Charley caused $50,000,000 in damage, and killed 20 people, and left 6 people missing.

Charley on August 22
Formation August 21, 1998
Dissipation August 24, 1998
Highest winds 70 mph
Lowest pressure 1000 mbar
Deaths 20 direct, 6 missing
Damages $50,000,000 (1998 USD)
Areas affected Mexico, Texas

Meteorological History

Charley's exact origins are unclear, but were traced back to a tropical wave that exited the coast of Africa on August 9. The wave moved westward across the Atlantic Ocean without development, passing through the Leeward Islands, and on August 15, the wave entered the Gulf of Mexico. On August 20, data from satellite imagery and Hurricane Hunter aircraft indicated that the system had 26 mph sustained winds, but no closed surface circulation, thus it was not classified as a tropical depression. A second Hurricane Hunter flight into the system on August 21 found a closed surface circulation, indicating that Tropical Depression Three formed at 0600 UTC on August 21. After forming, the depression moved west-northwest, and strengthened into Tropical Storm Charley on August 22. Before landfall, Charley reached its peak strength of 70 mph and a pressure of 1000 mb, unusually high for a strong tropical storm.

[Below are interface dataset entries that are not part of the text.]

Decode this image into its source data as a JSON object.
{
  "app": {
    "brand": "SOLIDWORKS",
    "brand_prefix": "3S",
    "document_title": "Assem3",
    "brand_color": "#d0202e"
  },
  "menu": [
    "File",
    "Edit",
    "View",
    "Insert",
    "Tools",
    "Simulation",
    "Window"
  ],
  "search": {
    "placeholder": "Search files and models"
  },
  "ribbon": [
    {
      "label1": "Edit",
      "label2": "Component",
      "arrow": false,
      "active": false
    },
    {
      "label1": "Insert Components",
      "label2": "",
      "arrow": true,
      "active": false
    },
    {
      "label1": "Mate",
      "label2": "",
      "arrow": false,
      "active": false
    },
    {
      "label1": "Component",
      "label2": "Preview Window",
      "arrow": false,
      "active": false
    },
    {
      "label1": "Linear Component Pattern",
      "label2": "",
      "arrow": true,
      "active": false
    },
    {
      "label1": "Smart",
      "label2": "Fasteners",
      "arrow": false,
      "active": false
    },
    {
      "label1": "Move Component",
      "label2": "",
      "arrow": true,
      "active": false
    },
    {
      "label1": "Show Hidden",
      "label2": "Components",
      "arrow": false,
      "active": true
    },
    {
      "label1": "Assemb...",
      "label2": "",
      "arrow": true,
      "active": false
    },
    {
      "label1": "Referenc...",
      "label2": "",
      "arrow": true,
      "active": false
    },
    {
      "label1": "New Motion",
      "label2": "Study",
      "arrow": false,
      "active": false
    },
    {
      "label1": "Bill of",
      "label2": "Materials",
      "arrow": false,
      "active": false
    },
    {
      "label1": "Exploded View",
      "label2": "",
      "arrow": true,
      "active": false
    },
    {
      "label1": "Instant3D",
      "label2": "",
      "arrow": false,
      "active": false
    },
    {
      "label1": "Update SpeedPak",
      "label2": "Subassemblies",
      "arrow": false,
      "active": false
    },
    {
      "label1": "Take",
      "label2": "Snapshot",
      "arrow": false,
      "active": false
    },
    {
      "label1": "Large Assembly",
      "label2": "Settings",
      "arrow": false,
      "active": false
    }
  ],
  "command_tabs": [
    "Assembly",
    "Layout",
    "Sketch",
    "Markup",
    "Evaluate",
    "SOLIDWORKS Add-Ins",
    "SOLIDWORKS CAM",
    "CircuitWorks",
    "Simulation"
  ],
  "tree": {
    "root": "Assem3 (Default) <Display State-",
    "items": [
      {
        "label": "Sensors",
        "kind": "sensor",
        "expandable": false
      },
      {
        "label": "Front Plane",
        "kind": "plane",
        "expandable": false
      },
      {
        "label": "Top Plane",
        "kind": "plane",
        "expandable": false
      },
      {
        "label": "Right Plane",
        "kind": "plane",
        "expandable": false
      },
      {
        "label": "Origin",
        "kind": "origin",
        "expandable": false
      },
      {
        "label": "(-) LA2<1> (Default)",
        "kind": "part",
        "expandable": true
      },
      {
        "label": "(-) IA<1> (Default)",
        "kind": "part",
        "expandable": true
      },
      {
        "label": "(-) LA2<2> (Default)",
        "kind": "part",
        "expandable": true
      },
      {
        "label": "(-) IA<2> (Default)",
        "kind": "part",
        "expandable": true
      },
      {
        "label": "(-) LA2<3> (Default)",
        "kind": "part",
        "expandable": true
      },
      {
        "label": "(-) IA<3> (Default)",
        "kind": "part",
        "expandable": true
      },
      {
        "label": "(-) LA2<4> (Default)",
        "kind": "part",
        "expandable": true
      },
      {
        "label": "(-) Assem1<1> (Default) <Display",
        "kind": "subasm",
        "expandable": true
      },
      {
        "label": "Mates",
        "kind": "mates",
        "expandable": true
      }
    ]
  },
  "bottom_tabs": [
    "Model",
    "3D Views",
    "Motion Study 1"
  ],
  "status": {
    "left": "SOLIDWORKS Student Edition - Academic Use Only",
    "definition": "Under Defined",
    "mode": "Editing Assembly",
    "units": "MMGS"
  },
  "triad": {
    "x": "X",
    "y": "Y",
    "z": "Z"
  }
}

Charley made landfall near Port Aransas, Texas, late on August 22. After landfall, Charley quickly weakened to a tropical depression, and Charley's remnant circulation remained identifiable until it was over the Rio Grande. On August 25, Charley's remnants dissipated completely.



In Texas, Charley produced torrential rainfall, creating serious flash flooding across Texas and northern Mexico, with about 20 people being killed from Charley's floods. In Del Rio, Charley produced 17 inches of rain in a 24-hour period, the highest 24-hour rainfall rate in a city in the state of Texas since Tropical Storm Claudette in 1979. Charley's storm surge that it produced was minor, with storm surge along areas of the Texas coast only being 2 feet above normal, which is part of the reason why few people had noticed why a tropical cyclone had affected them. Also, four people, including two toddlers, were killed when their truck was swept away by Charley's floodwaters. Also, nine more people drowned due to flooding along the San Felipe Creek.

About 300-1,500 homes, businesses, mobile homes, and apartments were either damaged or destroyed by the flooding that Charley produced. Also, eight counties in Texas were declared federal disaster areas after the storm, which allowed residents in those counties to apply for federal aid.


According to media reports, seven people were killed in Ciudad Acuña, while they were trying to cross a flooded gully.

There was no damage reported in Mexico in associated with Charley, however.


When Charley made landfall, it was the second time that the Wind Engineering Mobile Instrumented Tower Experiment (WEMITE) was used, with the other time being with Hurricane Bonnie.

Lack of Retirement

Because of the lack of any significant damage, the name Charley was not retired in the Spring of 1999 by the World Meteorological Organization. It was retired in 2004, however, and was replaced with Colin for the 2010 Atlantic hurricane season.

See Also

1998 Atlantic hurricane season